Work task: Output each entry verbatim. Leave the images out.

Data under study:
[Start of Attachment]

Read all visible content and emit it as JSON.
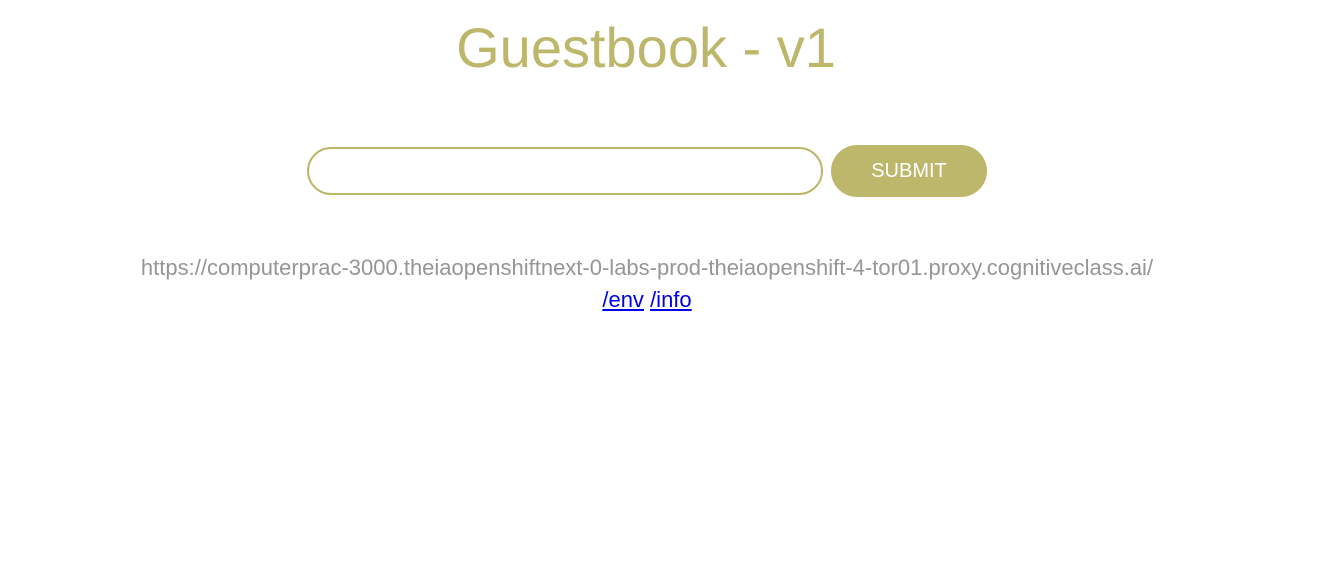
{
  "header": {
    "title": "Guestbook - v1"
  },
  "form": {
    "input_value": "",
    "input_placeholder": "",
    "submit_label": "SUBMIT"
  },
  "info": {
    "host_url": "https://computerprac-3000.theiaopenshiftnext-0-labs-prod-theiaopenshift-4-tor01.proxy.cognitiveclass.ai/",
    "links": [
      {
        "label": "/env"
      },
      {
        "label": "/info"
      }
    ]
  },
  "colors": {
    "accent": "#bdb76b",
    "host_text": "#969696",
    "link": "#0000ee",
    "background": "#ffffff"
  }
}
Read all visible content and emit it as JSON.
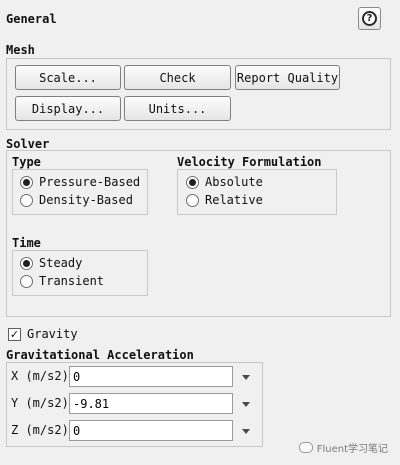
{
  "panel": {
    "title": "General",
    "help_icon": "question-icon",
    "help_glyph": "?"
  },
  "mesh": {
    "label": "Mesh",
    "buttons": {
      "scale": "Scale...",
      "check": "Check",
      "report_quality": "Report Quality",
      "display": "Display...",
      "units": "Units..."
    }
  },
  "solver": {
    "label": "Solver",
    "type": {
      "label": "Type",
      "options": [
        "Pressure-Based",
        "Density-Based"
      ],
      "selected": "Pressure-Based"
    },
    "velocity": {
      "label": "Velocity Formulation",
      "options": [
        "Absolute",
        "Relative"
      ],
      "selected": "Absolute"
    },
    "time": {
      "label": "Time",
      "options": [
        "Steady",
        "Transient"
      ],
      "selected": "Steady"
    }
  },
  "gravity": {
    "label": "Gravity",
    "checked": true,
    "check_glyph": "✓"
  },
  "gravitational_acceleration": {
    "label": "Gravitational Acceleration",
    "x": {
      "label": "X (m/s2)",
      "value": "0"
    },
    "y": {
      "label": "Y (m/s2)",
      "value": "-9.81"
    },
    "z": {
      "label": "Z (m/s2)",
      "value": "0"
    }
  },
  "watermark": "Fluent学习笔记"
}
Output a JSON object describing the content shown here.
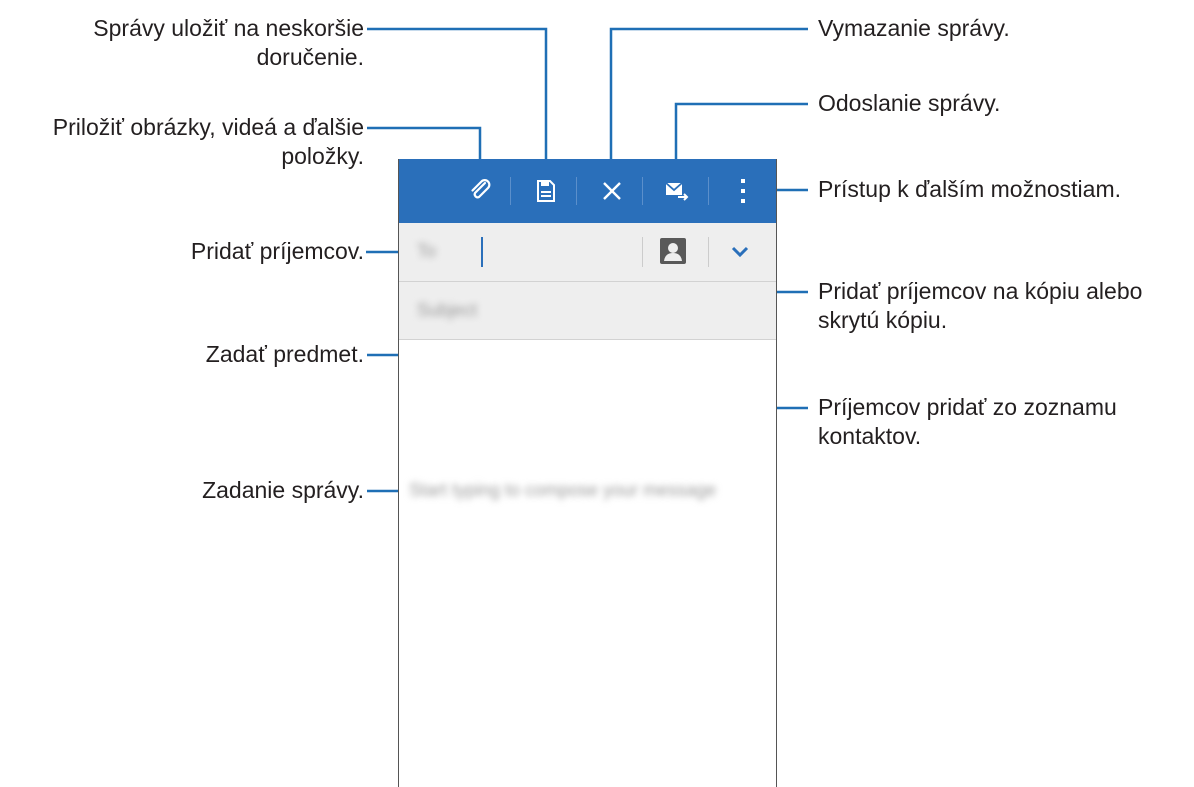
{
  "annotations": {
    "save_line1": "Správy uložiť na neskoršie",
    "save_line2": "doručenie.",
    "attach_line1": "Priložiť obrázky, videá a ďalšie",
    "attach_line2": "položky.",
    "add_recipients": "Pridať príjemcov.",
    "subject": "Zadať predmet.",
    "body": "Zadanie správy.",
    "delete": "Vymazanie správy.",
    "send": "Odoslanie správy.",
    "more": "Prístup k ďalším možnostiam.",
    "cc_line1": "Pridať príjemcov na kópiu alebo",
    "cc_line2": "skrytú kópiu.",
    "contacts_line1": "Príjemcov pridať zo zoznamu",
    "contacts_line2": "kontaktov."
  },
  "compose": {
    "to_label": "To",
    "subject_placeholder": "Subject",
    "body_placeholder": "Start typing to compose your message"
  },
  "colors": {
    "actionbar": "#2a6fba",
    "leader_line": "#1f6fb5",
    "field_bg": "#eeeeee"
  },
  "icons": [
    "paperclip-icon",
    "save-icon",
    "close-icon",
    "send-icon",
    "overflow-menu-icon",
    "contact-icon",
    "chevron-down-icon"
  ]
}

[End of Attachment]

Solved problem:
Read all visible content and emit it as JSON.
{
  "header": {
    "title": "Guestbook - v1"
  },
  "form": {
    "input_value": "",
    "input_placeholder": "",
    "submit_label": "SUBMIT"
  },
  "info": {
    "host_url": "https://computerprac-3000.theiaopenshiftnext-0-labs-prod-theiaopenshift-4-tor01.proxy.cognitiveclass.ai/",
    "links": [
      {
        "label": "/env"
      },
      {
        "label": "/info"
      }
    ]
  },
  "colors": {
    "accent": "#bdb76b",
    "host_text": "#969696",
    "link": "#0000ee",
    "background": "#ffffff"
  }
}
Read all visible content and emit it as JSON.
{
  "panel": {
    "title": "General",
    "help_icon": "question-icon",
    "help_glyph": "?"
  },
  "mesh": {
    "label": "Mesh",
    "buttons": {
      "scale": "Scale...",
      "check": "Check",
      "report_quality": "Report Quality",
      "display": "Display...",
      "units": "Units..."
    }
  },
  "solver": {
    "label": "Solver",
    "type": {
      "label": "Type",
      "options": [
        "Pressure-Based",
        "Density-Based"
      ],
      "selected": "Pressure-Based"
    },
    "velocity": {
      "label": "Velocity Formulation",
      "options": [
        "Absolute",
        "Relative"
      ],
      "selected": "Absolute"
    },
    "time": {
      "label": "Time",
      "options": [
        "Steady",
        "Transient"
      ],
      "selected": "Steady"
    }
  },
  "gravity": {
    "label": "Gravity",
    "checked": true,
    "check_glyph": "✓"
  },
  "gravitational_acceleration": {
    "label": "Gravitational Acceleration",
    "x": {
      "label": "X (m/s2)",
      "value": "0"
    },
    "y": {
      "label": "Y (m/s2)",
      "value": "-9.81"
    },
    "z": {
      "label": "Z (m/s2)",
      "value": "0"
    }
  },
  "watermark": "Fluent学习笔记"
}
Output a JSON object describing the content shown here.
{
  "annotations": {
    "save_line1": "Správy uložiť na neskoršie",
    "save_line2": "doručenie.",
    "attach_line1": "Priložiť obrázky, videá a ďalšie",
    "attach_line2": "položky.",
    "add_recipients": "Pridať príjemcov.",
    "subject": "Zadať predmet.",
    "body": "Zadanie správy.",
    "delete": "Vymazanie správy.",
    "send": "Odoslanie správy.",
    "more": "Prístup k ďalším možnostiam.",
    "cc_line1": "Pridať príjemcov na kópiu alebo",
    "cc_line2": "skrytú kópiu.",
    "contacts_line1": "Príjemcov pridať zo zoznamu",
    "contacts_line2": "kontaktov."
  },
  "compose": {
    "to_label": "To",
    "subject_placeholder": "Subject",
    "body_placeholder": "Start typing to compose your message"
  },
  "colors": {
    "actionbar": "#2a6fba",
    "leader_line": "#1f6fb5",
    "field_bg": "#eeeeee"
  },
  "icons": [
    "paperclip-icon",
    "save-icon",
    "close-icon",
    "send-icon",
    "overflow-menu-icon",
    "contact-icon",
    "chevron-down-icon"
  ]
}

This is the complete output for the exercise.